San Ramon, Pleasanton teens finalists in elite science contest
By Lou Fancher
Someday, their projects may mean that electronics are more efficient, cameras are better focused and fuels are climate-friendly. But even if that day never comes, three 17-year-old scientists already have put the Tri-Valley on the map.
The students -- two from the same school -- are among the 40 finalists in this year's Intel Science Talent Search, one of the country's most prestigious and competitive awards in science and technology for high school students. More than 1,800 students entered.
Seniors Janel Lee, of Amador Valley High School in Pleasanton, and Saranesh Prembabu and Augustine Chemparathy, of Dougherty Valley High in San Ramon, will travel in March to Washington, D.C., where nine students whose projects demonstrate excellent potential in basic research, global good and innovation will receive more than $1 million in awards, including three top awards of $150,000.
Despite their projects' humble origins -- a shiny speck of atoms no bigger than a pinhead, a mathematical algorithm, oily algae -- the students say big awards pale in light of the sheer joy of applying ideas and discovering solutions. Even finding new questions to ask are worthy results, they say.
Working with perovskites, a material commonly found in electronic sensors and memory devices, Prembabu channeled his fondness for nonintuitive, natural world realization into improved energy storage. Ever since he saw sunlight funnel through a magnifying lens and set paper aflame, he's been fascinated by breaking physical barriers.
"I found a way to exploit the material's magnetism and electrical behavior," he says, making a complex manipulation to reduce energy waste and increase an electronic device's high-speed computational capacity sound like a breeze.
But it wasn't easy, and Prembabu says temperature and pressure variances while growing the layers of tiny perovskites caused "lots of failures and random things" that required persistence.
Similarly, Lee's determination conquered a two-tier problem. She created algorithms eliminating the blurring and ghosting effects that happen when real-world, high-dynamic-range (HDR) scenes are captured by cameras that create the photo by stacking layers of low dynamic range images -- and a second-stage equation that carries the innovation to mobile devices.
"It gets rid of distortion," Lee says. "Big companies like Samsung and Apple market tools I never use because it would take five times as long to process an image using their advanced technology. Plus, it would be costly."
Lee says playing the violin, help and encouragement from her dad, and yes, "frustration with my Samsung smartphone," were key factors that fueled her drive to try numerous methods, compile the best of other photo-reproduction methodologies into her algorithms and not give up.

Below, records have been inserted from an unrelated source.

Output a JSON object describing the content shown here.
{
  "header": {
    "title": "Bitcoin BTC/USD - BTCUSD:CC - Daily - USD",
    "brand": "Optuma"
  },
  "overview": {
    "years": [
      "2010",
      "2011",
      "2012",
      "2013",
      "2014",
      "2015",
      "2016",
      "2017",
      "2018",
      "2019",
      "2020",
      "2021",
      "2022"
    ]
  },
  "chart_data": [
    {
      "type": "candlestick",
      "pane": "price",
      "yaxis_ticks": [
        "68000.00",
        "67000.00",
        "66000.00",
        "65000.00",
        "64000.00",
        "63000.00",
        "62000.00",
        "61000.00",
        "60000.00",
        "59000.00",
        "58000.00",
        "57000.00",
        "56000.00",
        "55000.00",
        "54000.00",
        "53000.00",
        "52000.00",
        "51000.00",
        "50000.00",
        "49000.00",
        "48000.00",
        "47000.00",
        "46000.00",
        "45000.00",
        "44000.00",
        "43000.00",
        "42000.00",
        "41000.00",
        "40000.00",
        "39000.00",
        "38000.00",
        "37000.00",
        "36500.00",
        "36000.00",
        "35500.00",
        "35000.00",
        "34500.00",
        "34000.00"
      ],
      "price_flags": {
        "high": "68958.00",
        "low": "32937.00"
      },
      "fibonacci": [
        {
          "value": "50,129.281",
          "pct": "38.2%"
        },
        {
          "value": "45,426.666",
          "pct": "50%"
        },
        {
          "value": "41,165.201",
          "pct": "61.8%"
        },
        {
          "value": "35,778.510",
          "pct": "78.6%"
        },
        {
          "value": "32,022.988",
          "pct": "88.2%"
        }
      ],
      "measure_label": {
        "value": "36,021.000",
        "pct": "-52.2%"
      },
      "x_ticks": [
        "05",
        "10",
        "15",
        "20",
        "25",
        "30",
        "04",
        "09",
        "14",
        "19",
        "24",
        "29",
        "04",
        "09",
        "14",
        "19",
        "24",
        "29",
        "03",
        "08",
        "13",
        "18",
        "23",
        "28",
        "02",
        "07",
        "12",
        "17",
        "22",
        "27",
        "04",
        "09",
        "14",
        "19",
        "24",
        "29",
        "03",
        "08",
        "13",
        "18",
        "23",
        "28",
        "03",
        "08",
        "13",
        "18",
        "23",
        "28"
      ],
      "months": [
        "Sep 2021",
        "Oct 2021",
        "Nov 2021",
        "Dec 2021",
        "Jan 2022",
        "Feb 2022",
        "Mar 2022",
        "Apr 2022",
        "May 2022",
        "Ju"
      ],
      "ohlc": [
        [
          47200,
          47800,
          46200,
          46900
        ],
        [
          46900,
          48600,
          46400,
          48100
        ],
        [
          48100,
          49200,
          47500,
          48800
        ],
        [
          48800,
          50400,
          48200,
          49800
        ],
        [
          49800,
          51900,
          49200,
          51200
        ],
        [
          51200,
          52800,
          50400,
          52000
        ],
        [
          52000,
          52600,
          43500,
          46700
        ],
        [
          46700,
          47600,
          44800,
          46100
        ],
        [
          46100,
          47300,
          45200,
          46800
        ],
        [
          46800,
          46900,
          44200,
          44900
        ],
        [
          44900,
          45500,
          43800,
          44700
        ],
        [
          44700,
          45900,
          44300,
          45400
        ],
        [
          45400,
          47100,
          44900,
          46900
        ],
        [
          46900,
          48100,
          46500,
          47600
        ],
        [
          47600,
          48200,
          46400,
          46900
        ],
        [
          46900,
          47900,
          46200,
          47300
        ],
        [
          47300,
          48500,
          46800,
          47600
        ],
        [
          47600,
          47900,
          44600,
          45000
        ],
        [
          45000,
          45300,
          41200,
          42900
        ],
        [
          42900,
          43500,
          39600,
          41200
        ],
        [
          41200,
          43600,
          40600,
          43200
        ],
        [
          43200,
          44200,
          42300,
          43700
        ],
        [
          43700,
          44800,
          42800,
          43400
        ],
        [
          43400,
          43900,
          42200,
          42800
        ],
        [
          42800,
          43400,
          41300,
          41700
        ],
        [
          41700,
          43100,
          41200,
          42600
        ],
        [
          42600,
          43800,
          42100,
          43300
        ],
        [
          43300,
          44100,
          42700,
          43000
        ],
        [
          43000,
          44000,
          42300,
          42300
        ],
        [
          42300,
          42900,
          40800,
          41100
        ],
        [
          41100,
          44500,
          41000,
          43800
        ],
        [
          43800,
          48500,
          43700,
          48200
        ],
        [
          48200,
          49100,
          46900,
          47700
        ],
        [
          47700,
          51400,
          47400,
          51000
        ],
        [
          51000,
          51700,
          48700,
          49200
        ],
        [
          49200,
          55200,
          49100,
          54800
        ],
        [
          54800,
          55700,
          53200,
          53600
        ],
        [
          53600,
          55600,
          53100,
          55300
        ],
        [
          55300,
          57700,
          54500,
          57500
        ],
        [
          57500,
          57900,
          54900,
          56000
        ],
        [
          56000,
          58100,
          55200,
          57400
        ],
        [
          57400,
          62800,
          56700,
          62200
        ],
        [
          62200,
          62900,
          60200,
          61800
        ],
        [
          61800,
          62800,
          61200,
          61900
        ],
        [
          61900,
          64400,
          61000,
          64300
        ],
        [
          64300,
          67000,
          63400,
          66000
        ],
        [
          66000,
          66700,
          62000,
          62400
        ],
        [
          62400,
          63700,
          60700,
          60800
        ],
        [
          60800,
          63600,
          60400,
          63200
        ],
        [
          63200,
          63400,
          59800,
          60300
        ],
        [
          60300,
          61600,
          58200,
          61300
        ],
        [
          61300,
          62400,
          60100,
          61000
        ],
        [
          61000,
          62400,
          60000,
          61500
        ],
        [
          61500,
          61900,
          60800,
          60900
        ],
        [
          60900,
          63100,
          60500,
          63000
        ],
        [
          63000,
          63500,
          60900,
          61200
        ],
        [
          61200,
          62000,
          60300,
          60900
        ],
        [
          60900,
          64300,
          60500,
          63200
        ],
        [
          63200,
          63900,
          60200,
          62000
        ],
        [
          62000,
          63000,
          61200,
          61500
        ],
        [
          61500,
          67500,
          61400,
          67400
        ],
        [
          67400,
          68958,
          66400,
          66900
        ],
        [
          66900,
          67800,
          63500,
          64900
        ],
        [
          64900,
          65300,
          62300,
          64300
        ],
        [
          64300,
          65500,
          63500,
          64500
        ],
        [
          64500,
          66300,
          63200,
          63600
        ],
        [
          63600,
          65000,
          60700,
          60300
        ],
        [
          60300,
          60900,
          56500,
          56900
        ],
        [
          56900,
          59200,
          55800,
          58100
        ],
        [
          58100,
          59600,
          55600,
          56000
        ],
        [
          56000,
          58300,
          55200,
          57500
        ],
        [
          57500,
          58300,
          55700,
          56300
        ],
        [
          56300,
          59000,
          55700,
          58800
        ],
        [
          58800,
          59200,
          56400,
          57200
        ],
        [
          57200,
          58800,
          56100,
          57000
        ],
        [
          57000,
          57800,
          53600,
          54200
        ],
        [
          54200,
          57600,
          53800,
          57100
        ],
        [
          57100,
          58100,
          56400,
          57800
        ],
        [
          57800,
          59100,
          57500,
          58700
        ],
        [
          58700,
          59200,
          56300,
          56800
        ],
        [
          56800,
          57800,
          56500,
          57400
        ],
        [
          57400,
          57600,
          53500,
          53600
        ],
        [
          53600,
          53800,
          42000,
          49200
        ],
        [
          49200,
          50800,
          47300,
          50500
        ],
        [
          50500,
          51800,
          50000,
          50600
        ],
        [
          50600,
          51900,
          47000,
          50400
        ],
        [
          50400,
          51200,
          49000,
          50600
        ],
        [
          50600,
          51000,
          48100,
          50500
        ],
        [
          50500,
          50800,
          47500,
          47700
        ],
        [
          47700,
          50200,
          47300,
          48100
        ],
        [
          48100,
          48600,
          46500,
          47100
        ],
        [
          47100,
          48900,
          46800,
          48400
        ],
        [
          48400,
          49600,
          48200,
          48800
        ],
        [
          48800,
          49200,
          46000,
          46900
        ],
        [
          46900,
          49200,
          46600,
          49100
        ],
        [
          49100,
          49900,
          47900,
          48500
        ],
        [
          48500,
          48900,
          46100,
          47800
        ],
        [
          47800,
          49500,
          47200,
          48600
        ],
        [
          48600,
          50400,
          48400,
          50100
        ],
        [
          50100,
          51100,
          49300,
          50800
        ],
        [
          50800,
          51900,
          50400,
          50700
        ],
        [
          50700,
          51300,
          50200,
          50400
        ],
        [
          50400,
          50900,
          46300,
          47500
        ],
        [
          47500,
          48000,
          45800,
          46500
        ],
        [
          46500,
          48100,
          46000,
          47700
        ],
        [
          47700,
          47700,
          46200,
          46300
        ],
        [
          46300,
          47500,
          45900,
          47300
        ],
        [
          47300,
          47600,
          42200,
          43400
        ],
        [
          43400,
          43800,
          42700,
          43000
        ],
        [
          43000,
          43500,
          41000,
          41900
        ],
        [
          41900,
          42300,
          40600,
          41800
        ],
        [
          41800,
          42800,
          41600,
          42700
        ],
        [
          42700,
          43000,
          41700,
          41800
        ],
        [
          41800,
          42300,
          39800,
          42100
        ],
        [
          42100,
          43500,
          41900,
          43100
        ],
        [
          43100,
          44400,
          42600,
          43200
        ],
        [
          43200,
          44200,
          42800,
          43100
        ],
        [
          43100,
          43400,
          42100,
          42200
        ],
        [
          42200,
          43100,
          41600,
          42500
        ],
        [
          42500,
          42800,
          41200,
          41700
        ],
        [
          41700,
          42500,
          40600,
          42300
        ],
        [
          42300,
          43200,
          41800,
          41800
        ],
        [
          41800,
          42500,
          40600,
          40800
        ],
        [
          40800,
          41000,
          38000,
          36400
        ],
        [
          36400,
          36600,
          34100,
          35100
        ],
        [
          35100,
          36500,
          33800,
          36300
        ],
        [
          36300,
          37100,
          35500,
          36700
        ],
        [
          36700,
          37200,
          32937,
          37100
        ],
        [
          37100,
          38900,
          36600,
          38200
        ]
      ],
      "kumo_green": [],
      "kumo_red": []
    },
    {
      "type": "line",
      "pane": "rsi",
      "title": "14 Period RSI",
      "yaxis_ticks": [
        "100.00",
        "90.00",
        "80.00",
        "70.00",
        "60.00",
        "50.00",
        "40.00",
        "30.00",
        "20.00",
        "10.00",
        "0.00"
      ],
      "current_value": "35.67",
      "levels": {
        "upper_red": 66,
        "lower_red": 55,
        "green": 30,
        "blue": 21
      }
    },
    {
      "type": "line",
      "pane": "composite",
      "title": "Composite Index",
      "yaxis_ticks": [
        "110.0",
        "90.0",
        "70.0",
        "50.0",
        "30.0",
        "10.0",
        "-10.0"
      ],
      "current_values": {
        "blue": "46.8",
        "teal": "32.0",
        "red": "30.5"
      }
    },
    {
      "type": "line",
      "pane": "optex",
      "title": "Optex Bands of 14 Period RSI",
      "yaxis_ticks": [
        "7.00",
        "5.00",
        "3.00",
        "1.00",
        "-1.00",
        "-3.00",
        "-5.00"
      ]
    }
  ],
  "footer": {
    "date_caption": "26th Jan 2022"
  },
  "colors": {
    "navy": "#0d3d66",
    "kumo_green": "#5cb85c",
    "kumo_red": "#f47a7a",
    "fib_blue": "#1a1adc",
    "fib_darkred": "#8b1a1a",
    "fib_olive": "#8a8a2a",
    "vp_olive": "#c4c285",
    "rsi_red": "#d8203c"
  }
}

"I didn't even expect to get this far. I'm most excited to have experts from my field criticize or validate my project," she says of the upcoming competition.
Chemparathy is most grateful for the influence of Katherine Huang, who teaches honors anatomy and physiology at Dougherty Valley.
"She got me into research as a teacher's aide in ninth grade," he says.
Assisting Huang with a molecular biology project at Lawrence Livermore National Laboratory, Chemparathy learned he's motivated when a problem plays out in hands-on experiences.
"When I'm seeing enzymes in the lab, I'm fascinated," he says.
An interest in biofuels and viable alternative energy sources led him to "play" with algae -- teasing out its specific properties, testing its response to nitrogen starvation, determining the factors that produce or inhibit algae's oil production.
"Each year, we pour tons of carbon dioxide into the atmosphere; they're greenhouse gases that are poisonous. We have to mitigate the damage," he says. "This is a cool way to do this within our current consumer culture. It doesn't ask you to drive a different car or change other things."
Although Talent Search finalists work independently or with professional mentors outside of their schools, most teachers are aware of their students' projects. Dougherty Valley chemistry teacher Ethan Schnell and math teacher Gregory Duran say the two finalist students share similar traits, including computational skill and curiosity.
Schnell says Prembabu's ability to relate math and science is "unparalleled in my 12 years of teaching."
Duran aligns himself with his colleague, saying "Saran does math like the famous Richard Feynman did physics. Saran takes apart every math concept and rebuilds it in his own way so he can explain it in a very simple and creative manner."